> Stored entries
--
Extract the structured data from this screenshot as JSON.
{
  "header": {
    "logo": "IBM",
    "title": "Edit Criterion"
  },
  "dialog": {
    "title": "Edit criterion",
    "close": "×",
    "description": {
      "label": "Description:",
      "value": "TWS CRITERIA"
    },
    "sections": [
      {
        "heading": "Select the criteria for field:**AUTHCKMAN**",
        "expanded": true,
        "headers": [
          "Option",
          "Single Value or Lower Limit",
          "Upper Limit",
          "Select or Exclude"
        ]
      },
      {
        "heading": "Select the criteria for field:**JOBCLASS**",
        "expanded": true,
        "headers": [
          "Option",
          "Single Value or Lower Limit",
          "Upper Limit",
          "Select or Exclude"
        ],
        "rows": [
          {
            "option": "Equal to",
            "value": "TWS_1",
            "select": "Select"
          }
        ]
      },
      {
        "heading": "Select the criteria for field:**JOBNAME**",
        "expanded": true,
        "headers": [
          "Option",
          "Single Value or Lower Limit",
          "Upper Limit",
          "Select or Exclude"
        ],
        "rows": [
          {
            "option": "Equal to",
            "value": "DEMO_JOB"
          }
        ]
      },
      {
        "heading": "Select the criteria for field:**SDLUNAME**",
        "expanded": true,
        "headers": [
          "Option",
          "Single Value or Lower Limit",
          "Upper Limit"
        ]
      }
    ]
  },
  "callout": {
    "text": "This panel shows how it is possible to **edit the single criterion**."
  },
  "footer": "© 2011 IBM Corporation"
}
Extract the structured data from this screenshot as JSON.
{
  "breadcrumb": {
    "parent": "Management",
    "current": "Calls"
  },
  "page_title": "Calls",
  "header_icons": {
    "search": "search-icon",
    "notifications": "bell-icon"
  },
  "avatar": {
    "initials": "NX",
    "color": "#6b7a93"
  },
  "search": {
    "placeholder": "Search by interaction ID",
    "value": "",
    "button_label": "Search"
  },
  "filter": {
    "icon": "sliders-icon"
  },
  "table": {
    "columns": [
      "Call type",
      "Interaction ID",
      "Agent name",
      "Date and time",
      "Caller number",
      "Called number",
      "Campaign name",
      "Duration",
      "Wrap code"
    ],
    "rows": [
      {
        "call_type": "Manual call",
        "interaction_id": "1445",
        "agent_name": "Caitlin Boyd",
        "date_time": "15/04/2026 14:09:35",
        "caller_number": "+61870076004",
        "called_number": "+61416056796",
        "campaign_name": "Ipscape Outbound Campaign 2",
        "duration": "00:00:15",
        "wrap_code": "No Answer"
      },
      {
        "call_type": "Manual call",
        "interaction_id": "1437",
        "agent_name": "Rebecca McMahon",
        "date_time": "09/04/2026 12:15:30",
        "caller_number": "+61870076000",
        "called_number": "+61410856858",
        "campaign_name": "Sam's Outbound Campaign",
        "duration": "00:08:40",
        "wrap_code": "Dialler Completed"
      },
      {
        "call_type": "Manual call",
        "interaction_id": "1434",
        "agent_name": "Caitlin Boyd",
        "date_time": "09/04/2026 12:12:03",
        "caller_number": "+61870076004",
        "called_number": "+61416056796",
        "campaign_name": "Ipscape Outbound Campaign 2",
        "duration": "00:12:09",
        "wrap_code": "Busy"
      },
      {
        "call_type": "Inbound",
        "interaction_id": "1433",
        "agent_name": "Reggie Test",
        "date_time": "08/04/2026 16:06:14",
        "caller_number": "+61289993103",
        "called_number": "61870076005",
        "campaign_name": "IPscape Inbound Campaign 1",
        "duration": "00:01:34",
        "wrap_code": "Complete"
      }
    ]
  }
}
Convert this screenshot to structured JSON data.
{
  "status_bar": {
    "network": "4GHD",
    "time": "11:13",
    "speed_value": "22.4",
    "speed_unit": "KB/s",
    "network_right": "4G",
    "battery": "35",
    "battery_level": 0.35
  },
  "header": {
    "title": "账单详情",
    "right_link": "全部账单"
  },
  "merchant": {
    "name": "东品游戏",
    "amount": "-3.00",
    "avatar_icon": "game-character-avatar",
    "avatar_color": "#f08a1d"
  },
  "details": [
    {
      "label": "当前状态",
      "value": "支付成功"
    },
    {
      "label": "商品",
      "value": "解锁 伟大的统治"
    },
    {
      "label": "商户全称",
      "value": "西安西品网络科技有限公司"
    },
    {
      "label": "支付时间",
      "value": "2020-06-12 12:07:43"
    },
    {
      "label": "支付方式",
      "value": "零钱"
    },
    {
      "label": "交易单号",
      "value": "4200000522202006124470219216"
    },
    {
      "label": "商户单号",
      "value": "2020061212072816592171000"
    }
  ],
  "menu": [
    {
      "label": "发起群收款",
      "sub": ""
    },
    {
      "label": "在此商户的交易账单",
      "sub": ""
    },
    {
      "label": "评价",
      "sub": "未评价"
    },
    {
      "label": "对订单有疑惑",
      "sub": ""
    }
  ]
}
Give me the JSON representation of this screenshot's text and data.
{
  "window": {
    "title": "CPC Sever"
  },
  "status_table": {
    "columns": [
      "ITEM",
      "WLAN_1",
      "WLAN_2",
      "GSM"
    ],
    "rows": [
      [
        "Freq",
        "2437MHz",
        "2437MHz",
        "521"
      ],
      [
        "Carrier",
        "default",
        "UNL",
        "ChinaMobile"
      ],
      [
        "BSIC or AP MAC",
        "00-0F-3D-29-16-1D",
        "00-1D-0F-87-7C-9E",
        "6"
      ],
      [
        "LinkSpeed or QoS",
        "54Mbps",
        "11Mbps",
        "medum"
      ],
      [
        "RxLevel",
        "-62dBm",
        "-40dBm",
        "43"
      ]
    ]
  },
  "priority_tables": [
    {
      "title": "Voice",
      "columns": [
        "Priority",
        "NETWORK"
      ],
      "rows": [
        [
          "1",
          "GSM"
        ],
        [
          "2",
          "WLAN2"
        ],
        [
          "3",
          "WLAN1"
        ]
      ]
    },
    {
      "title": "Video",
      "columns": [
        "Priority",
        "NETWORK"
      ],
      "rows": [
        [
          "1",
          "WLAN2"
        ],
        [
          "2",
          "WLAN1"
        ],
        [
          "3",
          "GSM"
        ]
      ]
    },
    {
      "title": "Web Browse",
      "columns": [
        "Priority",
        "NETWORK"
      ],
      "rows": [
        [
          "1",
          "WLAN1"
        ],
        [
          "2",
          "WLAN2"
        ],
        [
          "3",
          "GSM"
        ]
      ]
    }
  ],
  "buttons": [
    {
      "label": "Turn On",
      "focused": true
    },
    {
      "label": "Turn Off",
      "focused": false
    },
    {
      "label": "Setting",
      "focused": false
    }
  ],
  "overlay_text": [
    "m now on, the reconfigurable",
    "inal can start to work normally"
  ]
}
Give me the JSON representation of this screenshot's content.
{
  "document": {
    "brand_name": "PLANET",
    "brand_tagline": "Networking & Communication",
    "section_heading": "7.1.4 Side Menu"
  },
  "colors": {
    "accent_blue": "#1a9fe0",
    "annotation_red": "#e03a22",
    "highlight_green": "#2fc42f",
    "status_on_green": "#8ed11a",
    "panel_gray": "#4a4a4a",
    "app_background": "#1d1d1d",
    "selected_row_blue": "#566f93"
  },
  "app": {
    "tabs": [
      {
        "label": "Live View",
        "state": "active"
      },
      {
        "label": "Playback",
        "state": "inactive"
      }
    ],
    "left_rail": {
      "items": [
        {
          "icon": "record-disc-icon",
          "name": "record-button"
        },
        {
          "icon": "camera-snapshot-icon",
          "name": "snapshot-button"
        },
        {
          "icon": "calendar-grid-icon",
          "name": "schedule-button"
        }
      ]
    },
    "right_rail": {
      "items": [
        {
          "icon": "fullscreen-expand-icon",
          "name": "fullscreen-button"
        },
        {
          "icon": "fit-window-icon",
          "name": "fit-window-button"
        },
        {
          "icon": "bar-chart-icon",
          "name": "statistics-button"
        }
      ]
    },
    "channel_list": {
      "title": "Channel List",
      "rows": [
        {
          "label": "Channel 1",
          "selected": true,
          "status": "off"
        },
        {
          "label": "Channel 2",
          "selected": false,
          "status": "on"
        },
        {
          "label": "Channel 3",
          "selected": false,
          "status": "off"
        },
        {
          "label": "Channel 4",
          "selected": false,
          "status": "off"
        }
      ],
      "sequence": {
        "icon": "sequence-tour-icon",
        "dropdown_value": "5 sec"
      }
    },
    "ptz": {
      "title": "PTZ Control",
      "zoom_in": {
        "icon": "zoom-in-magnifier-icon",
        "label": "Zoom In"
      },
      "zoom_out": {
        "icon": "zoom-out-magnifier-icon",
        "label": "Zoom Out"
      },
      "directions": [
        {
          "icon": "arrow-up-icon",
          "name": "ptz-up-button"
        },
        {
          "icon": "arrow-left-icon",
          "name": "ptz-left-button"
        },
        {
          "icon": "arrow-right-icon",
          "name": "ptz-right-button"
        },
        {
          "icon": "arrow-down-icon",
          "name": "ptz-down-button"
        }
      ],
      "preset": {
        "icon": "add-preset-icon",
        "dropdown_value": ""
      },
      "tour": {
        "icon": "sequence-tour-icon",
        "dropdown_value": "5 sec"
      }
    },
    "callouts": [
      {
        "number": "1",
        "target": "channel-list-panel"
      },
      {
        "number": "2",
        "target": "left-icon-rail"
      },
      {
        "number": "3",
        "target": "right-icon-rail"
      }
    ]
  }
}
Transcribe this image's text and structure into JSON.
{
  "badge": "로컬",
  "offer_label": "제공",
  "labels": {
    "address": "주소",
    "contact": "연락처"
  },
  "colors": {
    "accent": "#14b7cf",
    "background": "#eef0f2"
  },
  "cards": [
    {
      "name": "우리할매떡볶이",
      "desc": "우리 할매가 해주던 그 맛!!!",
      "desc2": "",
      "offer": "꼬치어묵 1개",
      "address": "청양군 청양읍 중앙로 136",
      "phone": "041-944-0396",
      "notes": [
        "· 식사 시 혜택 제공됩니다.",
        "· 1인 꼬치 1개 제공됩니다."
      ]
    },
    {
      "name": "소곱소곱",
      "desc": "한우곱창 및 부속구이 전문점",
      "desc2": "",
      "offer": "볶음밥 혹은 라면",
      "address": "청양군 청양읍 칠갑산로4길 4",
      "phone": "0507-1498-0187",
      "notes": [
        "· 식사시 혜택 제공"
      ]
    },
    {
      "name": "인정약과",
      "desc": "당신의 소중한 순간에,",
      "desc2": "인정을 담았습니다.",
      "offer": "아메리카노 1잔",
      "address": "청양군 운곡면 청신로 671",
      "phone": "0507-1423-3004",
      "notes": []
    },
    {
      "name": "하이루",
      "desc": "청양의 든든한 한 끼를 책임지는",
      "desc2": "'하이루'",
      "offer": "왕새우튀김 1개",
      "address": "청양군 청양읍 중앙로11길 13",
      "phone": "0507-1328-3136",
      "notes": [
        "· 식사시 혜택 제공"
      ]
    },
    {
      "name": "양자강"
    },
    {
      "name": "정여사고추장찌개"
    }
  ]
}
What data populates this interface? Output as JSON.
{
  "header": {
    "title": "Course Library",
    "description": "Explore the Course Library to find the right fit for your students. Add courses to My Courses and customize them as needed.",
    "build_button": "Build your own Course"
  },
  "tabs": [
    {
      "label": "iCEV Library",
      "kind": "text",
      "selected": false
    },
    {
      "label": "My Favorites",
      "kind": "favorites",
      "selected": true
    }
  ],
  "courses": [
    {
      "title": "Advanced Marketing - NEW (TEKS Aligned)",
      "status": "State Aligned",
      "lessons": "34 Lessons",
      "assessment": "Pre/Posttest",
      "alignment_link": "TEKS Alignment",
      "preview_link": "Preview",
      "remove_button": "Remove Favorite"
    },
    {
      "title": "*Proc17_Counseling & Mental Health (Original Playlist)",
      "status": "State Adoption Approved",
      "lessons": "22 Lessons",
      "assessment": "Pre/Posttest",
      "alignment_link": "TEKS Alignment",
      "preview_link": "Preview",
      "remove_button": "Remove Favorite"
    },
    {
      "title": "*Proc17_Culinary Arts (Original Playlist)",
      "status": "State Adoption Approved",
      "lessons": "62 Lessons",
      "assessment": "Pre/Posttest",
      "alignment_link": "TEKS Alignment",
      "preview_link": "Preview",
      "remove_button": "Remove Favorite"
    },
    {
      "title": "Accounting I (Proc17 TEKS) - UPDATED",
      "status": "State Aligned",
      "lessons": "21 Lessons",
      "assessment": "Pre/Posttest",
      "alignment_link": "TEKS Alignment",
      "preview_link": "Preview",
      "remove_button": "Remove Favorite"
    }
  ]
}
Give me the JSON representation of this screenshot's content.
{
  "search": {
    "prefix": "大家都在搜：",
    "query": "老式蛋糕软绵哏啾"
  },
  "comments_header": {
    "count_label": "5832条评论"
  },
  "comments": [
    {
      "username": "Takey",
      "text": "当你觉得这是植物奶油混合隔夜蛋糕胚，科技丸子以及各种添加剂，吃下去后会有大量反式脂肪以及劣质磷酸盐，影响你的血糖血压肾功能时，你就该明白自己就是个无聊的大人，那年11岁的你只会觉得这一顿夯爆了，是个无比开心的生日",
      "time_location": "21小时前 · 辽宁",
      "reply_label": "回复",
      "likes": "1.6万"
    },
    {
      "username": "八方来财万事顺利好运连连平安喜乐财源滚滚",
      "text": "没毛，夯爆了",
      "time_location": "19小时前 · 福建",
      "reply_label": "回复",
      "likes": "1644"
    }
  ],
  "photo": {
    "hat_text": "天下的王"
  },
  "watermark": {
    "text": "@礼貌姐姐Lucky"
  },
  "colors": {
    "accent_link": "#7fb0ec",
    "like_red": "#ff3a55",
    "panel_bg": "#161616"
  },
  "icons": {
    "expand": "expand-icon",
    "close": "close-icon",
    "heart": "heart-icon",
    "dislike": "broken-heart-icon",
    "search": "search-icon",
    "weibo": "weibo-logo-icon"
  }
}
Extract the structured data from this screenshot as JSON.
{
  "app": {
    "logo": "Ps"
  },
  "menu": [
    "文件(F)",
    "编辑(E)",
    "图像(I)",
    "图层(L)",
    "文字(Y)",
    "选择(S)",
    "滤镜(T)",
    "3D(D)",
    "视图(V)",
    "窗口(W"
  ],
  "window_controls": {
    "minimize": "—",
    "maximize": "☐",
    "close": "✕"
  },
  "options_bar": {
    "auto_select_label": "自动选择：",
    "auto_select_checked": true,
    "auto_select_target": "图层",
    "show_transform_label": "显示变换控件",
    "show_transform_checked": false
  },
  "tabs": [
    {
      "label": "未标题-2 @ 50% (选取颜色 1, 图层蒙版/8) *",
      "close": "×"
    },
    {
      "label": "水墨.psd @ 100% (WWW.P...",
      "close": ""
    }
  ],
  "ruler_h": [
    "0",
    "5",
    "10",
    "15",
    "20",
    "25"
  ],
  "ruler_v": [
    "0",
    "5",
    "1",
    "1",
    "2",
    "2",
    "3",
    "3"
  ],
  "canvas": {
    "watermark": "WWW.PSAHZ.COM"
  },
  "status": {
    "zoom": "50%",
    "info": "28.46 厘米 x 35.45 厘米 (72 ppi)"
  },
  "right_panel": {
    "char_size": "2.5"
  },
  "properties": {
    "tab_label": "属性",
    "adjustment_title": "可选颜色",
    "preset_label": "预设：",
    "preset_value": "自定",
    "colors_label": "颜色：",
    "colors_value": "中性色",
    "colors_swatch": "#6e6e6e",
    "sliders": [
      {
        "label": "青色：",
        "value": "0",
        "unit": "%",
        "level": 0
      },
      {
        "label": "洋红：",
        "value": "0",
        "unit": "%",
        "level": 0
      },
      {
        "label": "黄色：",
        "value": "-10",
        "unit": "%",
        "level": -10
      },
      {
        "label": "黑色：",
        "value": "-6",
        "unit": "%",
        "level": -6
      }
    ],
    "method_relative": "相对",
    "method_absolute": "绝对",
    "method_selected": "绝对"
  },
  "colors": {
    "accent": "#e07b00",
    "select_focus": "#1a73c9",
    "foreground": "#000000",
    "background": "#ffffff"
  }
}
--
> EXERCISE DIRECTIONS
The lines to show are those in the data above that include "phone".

> ANSWER SPACE
      "phone": "041-944-0396",
      "phone": "0507-1498-0187",
      "phone": "0507-1423-3004",
      "phone": "0507-1328-3136",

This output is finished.